Task instructions:
Go through the records line by line. Report how many lines contain "本地磁盘", with nothing else.

Dataset entries:
- Opening Delimiter -

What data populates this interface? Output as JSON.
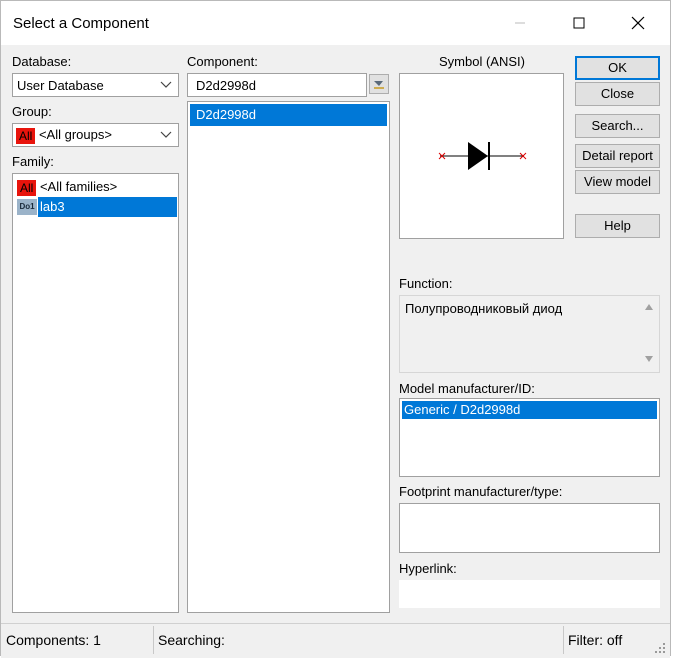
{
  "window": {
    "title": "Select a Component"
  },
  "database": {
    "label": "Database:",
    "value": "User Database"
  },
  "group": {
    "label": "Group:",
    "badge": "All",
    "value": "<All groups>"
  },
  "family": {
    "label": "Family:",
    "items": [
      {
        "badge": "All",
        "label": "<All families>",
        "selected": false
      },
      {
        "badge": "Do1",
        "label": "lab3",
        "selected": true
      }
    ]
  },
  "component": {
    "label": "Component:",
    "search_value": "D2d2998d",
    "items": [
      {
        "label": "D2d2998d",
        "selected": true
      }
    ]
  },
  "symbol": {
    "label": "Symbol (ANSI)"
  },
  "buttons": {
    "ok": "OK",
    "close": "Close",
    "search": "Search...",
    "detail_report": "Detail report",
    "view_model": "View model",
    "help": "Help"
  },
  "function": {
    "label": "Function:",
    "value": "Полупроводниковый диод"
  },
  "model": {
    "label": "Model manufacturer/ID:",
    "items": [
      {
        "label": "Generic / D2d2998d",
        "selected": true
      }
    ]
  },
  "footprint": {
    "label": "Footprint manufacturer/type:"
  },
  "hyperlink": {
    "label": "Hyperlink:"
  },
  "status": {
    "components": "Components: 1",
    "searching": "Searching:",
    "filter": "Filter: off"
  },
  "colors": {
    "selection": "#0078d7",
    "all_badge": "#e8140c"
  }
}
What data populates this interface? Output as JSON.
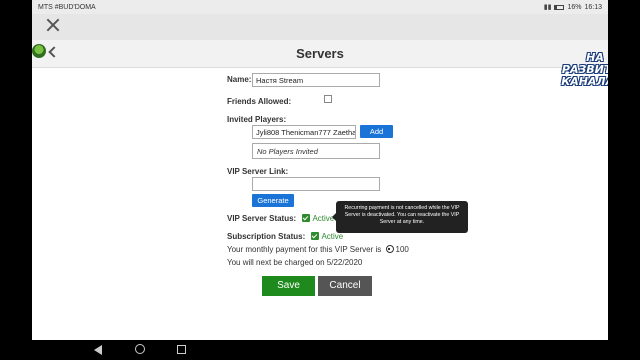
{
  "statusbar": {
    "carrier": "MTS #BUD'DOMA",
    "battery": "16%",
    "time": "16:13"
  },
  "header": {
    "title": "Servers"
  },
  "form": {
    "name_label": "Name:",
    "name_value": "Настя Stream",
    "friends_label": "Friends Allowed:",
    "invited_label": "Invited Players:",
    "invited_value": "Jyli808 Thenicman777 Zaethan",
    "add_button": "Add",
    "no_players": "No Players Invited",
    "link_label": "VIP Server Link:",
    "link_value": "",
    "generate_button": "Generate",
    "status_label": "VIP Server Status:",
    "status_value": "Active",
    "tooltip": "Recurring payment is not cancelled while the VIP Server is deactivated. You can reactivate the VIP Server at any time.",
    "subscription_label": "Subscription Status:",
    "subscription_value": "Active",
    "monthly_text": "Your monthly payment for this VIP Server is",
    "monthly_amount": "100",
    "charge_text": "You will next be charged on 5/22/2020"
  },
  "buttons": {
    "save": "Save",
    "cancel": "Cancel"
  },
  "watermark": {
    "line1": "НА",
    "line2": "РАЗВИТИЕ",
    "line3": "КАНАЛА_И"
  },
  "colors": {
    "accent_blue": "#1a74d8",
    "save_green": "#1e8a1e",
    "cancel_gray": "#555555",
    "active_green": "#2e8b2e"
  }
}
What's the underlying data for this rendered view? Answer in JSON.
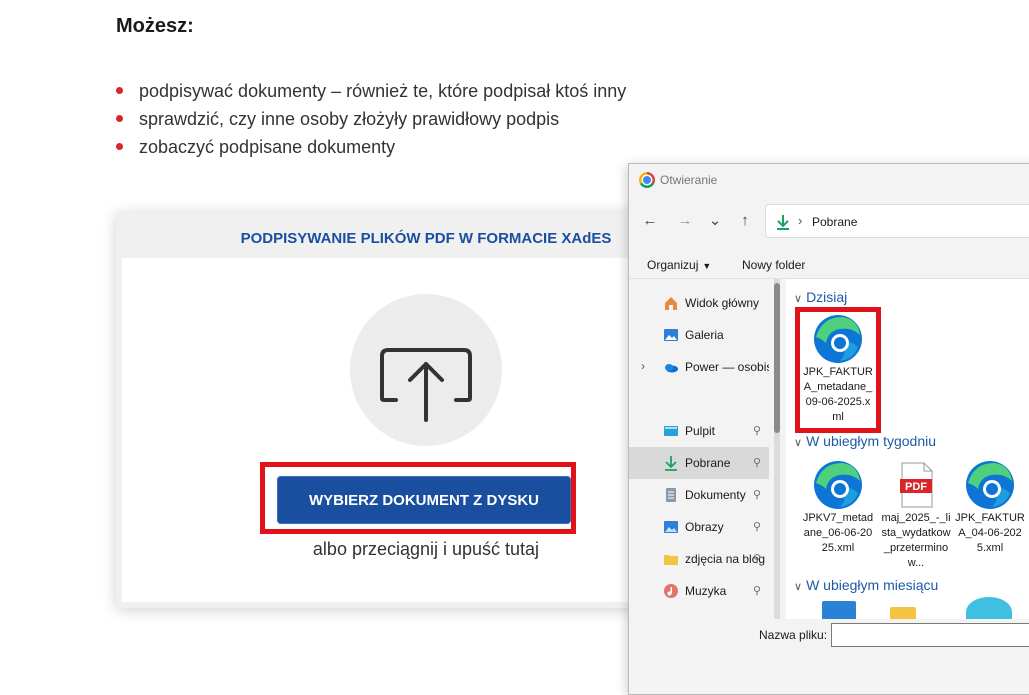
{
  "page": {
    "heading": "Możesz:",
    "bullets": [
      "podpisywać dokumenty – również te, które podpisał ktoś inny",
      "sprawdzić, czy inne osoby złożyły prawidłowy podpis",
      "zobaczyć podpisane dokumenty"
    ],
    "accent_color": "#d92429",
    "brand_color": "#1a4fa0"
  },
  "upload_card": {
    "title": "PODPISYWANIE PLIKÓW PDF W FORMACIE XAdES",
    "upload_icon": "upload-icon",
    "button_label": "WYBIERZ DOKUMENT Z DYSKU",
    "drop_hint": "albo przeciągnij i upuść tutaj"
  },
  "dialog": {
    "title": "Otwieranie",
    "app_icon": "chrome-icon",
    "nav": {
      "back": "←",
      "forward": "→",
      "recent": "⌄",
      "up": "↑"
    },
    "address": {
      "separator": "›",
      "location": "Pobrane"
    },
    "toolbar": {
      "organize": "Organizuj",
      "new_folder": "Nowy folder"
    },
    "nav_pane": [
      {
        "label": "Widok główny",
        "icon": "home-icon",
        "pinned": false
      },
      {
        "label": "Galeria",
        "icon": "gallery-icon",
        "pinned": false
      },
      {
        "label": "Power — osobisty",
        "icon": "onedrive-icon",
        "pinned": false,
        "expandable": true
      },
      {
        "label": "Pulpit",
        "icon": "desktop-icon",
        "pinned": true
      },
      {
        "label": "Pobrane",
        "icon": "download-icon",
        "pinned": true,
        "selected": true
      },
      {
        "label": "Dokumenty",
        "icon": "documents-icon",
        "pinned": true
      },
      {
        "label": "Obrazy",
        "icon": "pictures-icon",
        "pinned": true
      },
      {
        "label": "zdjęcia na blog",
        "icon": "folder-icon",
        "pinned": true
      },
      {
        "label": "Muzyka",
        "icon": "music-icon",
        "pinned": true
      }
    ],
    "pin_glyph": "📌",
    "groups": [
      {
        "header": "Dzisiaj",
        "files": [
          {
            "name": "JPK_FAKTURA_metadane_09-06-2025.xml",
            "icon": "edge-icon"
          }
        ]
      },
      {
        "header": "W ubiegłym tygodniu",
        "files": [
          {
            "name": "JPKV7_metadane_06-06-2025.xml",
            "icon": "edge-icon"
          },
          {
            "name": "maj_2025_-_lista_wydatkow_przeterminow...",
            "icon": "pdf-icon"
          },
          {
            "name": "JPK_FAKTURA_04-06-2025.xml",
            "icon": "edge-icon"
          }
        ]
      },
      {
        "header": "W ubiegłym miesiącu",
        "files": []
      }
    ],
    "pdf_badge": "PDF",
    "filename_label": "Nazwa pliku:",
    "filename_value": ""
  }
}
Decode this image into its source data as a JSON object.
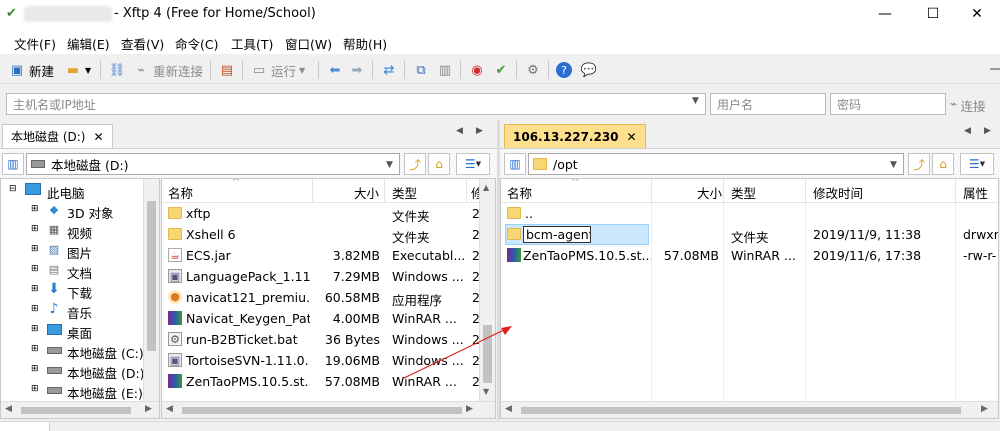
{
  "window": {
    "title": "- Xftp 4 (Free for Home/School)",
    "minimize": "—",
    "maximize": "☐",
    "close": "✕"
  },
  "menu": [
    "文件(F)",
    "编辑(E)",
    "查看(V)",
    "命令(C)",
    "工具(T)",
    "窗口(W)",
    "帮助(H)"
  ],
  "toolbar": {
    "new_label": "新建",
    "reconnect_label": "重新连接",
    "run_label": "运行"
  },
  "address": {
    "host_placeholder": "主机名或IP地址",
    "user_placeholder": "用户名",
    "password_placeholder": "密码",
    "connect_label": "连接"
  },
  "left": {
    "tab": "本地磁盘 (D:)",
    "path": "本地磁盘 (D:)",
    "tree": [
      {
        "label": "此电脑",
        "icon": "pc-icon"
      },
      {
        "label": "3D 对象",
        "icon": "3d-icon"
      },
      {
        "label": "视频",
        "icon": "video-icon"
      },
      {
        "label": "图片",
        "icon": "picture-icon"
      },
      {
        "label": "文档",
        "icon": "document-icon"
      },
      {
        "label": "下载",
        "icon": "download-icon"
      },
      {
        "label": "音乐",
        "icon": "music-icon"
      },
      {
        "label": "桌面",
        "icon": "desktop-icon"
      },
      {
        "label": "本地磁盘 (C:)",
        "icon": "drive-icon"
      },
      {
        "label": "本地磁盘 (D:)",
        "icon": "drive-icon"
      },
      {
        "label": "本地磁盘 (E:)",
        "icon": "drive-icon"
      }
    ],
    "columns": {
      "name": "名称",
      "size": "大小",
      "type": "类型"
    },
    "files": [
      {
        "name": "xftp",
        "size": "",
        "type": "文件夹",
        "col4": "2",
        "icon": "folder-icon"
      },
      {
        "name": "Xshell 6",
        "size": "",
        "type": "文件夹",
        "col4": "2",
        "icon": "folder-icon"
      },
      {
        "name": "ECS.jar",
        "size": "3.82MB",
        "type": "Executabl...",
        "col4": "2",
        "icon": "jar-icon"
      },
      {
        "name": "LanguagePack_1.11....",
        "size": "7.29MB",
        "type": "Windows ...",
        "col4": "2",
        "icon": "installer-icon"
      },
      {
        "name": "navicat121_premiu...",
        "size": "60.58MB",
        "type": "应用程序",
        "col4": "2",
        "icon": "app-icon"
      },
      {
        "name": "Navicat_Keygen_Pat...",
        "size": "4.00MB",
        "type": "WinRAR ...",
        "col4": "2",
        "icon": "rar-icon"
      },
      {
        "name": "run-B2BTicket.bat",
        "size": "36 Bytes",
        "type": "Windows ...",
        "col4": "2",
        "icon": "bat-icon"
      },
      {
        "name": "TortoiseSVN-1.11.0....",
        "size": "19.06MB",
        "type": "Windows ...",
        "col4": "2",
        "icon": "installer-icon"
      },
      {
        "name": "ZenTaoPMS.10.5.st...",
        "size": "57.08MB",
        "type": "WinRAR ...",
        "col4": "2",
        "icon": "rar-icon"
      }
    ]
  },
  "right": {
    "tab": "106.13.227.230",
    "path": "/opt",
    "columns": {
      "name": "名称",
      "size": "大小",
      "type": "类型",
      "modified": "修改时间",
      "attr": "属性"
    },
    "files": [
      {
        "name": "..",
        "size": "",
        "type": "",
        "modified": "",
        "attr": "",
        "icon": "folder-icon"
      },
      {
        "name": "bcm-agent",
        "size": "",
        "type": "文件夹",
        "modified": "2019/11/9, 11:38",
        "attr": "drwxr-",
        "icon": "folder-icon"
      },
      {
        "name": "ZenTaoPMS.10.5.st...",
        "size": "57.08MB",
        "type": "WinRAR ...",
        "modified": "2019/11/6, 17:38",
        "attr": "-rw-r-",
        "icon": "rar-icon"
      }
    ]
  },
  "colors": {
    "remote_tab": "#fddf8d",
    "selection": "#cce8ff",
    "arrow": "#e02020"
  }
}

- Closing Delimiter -

Output of the task:
5